Tuesday, March 9, 2010

Shake it up, baby, now...

Mrs. Faustroll and I drove down to the Oregon Coast last week and jumped up and down on the sand for several minutes, despite my bum leg, trying to unleash a tremor of 9.0 or greater in the Cascadia subduction zone so that we could surf the big wave up over the Coast Range and into the Willamette Valley. I had read some years ago about a school district in Pennsylvania that had conducted an experiment in its elementary schools that encouraged the little yard hogs to jump up and down rhythmically for several minutes in a combined exercise and science drill that was actually recorded on seismographs several hundred miles away. I'm not sure what their point was, but imagination is always the booger of intervention.

Alas, but our experiment was a flop and life goes on. We did attract a curious crowd of glaucous gulls before an angry sea lion lumbered out of the surf, bellowing in some unearthly language that sounded oddly Eastern European. As we had no translator with us, we scurried back to our Hummer and drove back to Portland to take part in an emergency unpreparedness drill by standing in the streets outside tall buildings made almost entirely out of glass.

Don't believe what you read from scientists who claim that the recent catastrophic cataclysms in Haiti, Chile, Turkey, and Tralfamodore are not evidence of increased geologic unrest deep within in the bowels of Gaia that will soon burst forth with a giant floodablast of crepitation so deadly and foul that everyone on the planet will wonder what the hell we've been eating to smell so bad and be so stupid.

This activity cannot be termed sheer coincidence (in modern poopadoodlistic theory there are no coincidences) or blamed on irresponsible population growth that has idiots stuck all over the surface of the planet, including some of the least stable areas, which, as God would have it, are generally the most lively places for people to congregate and have a good time. And really, tell me, who are you really going to trust? Me, a disreputable pro-drug and alcohol abuse reprobate and doctor of the imaginary sweet sciences or Bob Holdsworth, who has the blind faith to say something as dumb and lame as: "I can definitely tell you that the world is not coming to an end." What are you willing to wager, Bob?

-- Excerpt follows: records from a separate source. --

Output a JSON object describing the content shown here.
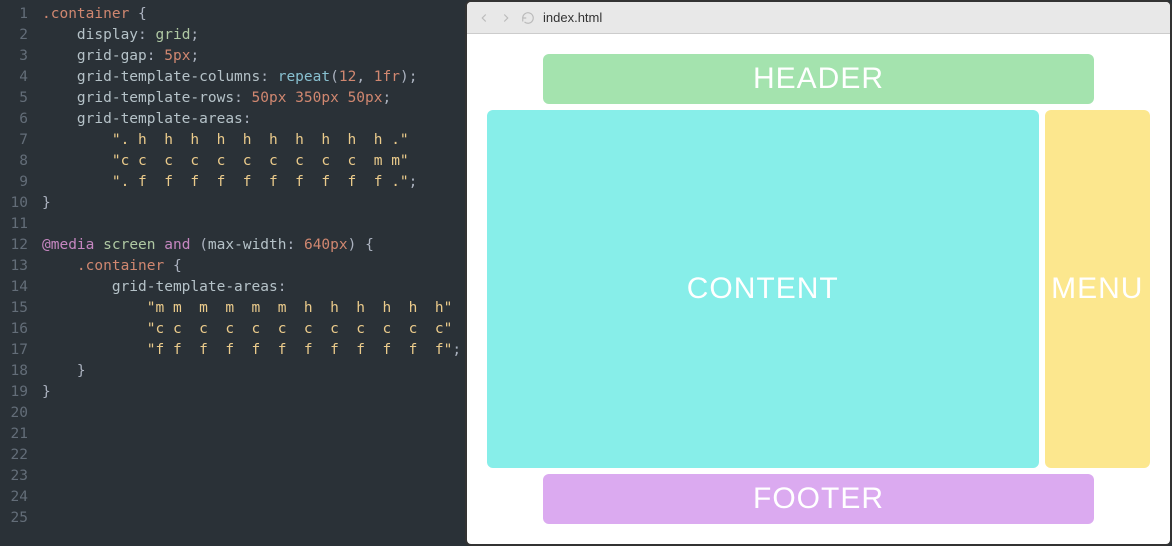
{
  "editor": {
    "lines": [
      {
        "n": 1,
        "html": "<span class='c-sel'>.container</span> <span class='c-punc'>{</span>"
      },
      {
        "n": 2,
        "html": "    <span class='c-prop'>display</span><span class='c-punc'>:</span> <span class='c-val'>grid</span><span class='c-punc'>;</span>"
      },
      {
        "n": 3,
        "html": "    <span class='c-prop'>grid-gap</span><span class='c-punc'>:</span> <span class='c-num'>5px</span><span class='c-punc'>;</span>"
      },
      {
        "n": 4,
        "html": "    <span class='c-prop'>grid-template-columns</span><span class='c-punc'>:</span> <span class='c-fn'>repeat</span><span class='c-punc'>(</span><span class='c-num'>12</span><span class='c-punc'>,</span> <span class='c-num'>1fr</span><span class='c-punc'>);</span>"
      },
      {
        "n": 5,
        "html": "    <span class='c-prop'>grid-template-rows</span><span class='c-punc'>:</span> <span class='c-num'>50px</span> <span class='c-num'>350px</span> <span class='c-num'>50px</span><span class='c-punc'>;</span>"
      },
      {
        "n": 6,
        "html": "    <span class='c-prop'>grid-template-areas</span><span class='c-punc'>:</span>"
      },
      {
        "n": 7,
        "html": "        <span class='c-str'>\". h  h  h  h  h  h  h  h  h  h .\"</span>"
      },
      {
        "n": 8,
        "html": "        <span class='c-str'>\"c c  c  c  c  c  c  c  c  c  m m\"</span>"
      },
      {
        "n": 9,
        "html": "        <span class='c-str'>\". f  f  f  f  f  f  f  f  f  f .\"</span><span class='c-punc'>;</span>"
      },
      {
        "n": 10,
        "html": "<span class='c-punc'>}</span>"
      },
      {
        "n": 11,
        "html": ""
      },
      {
        "n": 12,
        "html": "<span class='c-kw'>@media</span> <span class='c-val'>screen</span> <span class='c-kw'>and</span> <span class='c-punc'>(</span><span class='c-prop'>max-width</span><span class='c-punc'>:</span> <span class='c-num'>640px</span><span class='c-punc'>)</span> <span class='c-punc'>{</span>"
      },
      {
        "n": 13,
        "html": "    <span class='c-sel'>.container</span> <span class='c-punc'>{</span>"
      },
      {
        "n": 14,
        "html": "        <span class='c-prop'>grid-template-areas</span><span class='c-punc'>:</span>"
      },
      {
        "n": 15,
        "html": "            <span class='c-str'>\"m m  m  m  m  m  h  h  h  h  h  h\"</span>"
      },
      {
        "n": 16,
        "html": "            <span class='c-str'>\"c c  c  c  c  c  c  c  c  c  c  c\"</span>"
      },
      {
        "n": 17,
        "html": "            <span class='c-str'>\"f f  f  f  f  f  f  f  f  f  f  f\"</span><span class='c-punc'>;</span>"
      },
      {
        "n": 18,
        "html": "    <span class='c-punc'>}</span>"
      },
      {
        "n": 19,
        "html": "<span class='c-punc'>}</span>"
      },
      {
        "n": 20,
        "html": ""
      },
      {
        "n": 21,
        "html": ""
      },
      {
        "n": 22,
        "html": ""
      },
      {
        "n": 23,
        "html": ""
      },
      {
        "n": 24,
        "html": ""
      },
      {
        "n": 25,
        "html": ""
      }
    ]
  },
  "toolbar": {
    "filename": "index.html"
  },
  "layout": {
    "header_label": "HEADER",
    "content_label": "CONTENT",
    "menu_label": "MENU",
    "footer_label": "FOOTER"
  }
}
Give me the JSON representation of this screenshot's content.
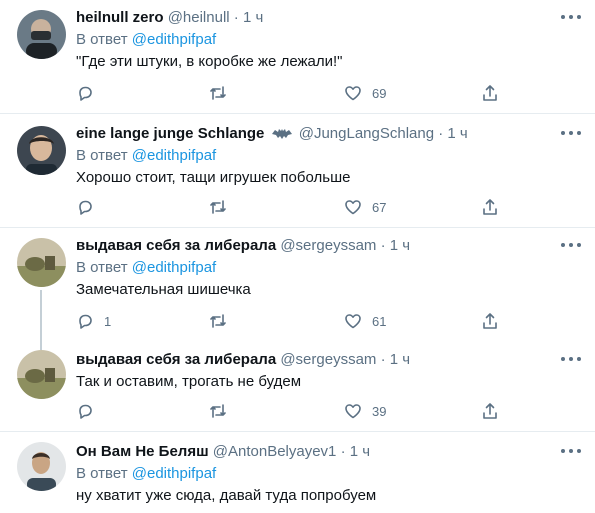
{
  "tweets": [
    {
      "name": "heilnull zero",
      "handle": "@heilnull",
      "dot": "·",
      "time": "1 ч",
      "reply_prefix": "В ответ",
      "reply_to": "@edithpifpaf",
      "text": "\"Где эти штуки, в коробке же лежали!\"",
      "replies": "",
      "retweets": "",
      "likes": "69"
    },
    {
      "name": "eine lange junge Schlange",
      "handle": "@JungLangSchlang",
      "dot": "·",
      "time": "1 ч",
      "reply_prefix": "В ответ",
      "reply_to": "@edithpifpaf",
      "text": "Хорошо стоит, тащи игрушек побольше",
      "replies": "",
      "retweets": "",
      "likes": "67"
    },
    {
      "name": "выдавая себя за либерала",
      "handle": "@sergeyssam",
      "dot": "·",
      "time": "1 ч",
      "reply_prefix": "В ответ",
      "reply_to": "@edithpifpaf",
      "text": "Замечательная шишечка",
      "replies": "1",
      "retweets": "",
      "likes": "61"
    },
    {
      "name": "выдавая себя за либерала",
      "handle": "@sergeyssam",
      "dot": "·",
      "time": "1 ч",
      "text": "Так и оставим, трогать не будем",
      "replies": "",
      "retweets": "",
      "likes": "39"
    },
    {
      "name": "Он Вам Не Беляш",
      "handle": "@AntonBelyayev1",
      "dot": "·",
      "time": "1 ч",
      "reply_prefix": "В ответ",
      "reply_to": "@edithpifpaf",
      "text": "ну хватит уже сюда, давай туда попробуем"
    }
  ],
  "icons": {
    "reply": "reply-icon",
    "retweet": "retweet-icon",
    "like": "heart-icon",
    "share": "share-icon",
    "more": "more-icon",
    "badge": "bat-icon"
  },
  "colors": {
    "link": "#1b95e0",
    "muted": "#5b7083",
    "separator": "#e6ecf0"
  }
}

Here's my recommendation for anyone who is nervous about the recent seismic activity and the promise of more violent and random shaking that is to occur in the near future as Gaia tries to rid herself of us — her proudly meddlesome fleas, ticks, and vermin: consider moving to North Dakota.

I know, I know. Many of you don't even believe North Dakota exists, except in the warped and twisted imagination of the Coen Brothers, but I have just read a story on the Internet (Today's Internet: vaporware you can monetize™) that purports to be from the Minot Daily News, and Minot is a place I found on Google maps (so it's got to be true) that says the safest place on the planet is North Dakota.

Here's an exact quote that I swear I am not completely imagining: "As North Dakotans, we should take some comfort in the fact that we are located in the seismically least active part of the U.S. where the probabilities of experiencing the effects of earthquakes are very remote."

I'm not sure if there is enough room in North Dakota for all six billion people current making the back of Gaia itch uncomfortably, but if everyone shows up this weekend and jumps up and down in unison, maybe we can prove that anywhere can be made seismically active, if we all work hard enough to smile and love one another.

On a brighter note, for those of you who still entertain delusions of immortality, it appears that the whole lot of shaking in Chile actually altered the Earth's axis so that the length of the day has shortened. You know what that means? It means that you all get to live longer, assuming you stay healthy and don't become collateral damage for not being for us, whoever we are.

Peace, gloves, and gastrobanding.

Day Opening - March 9

Vienna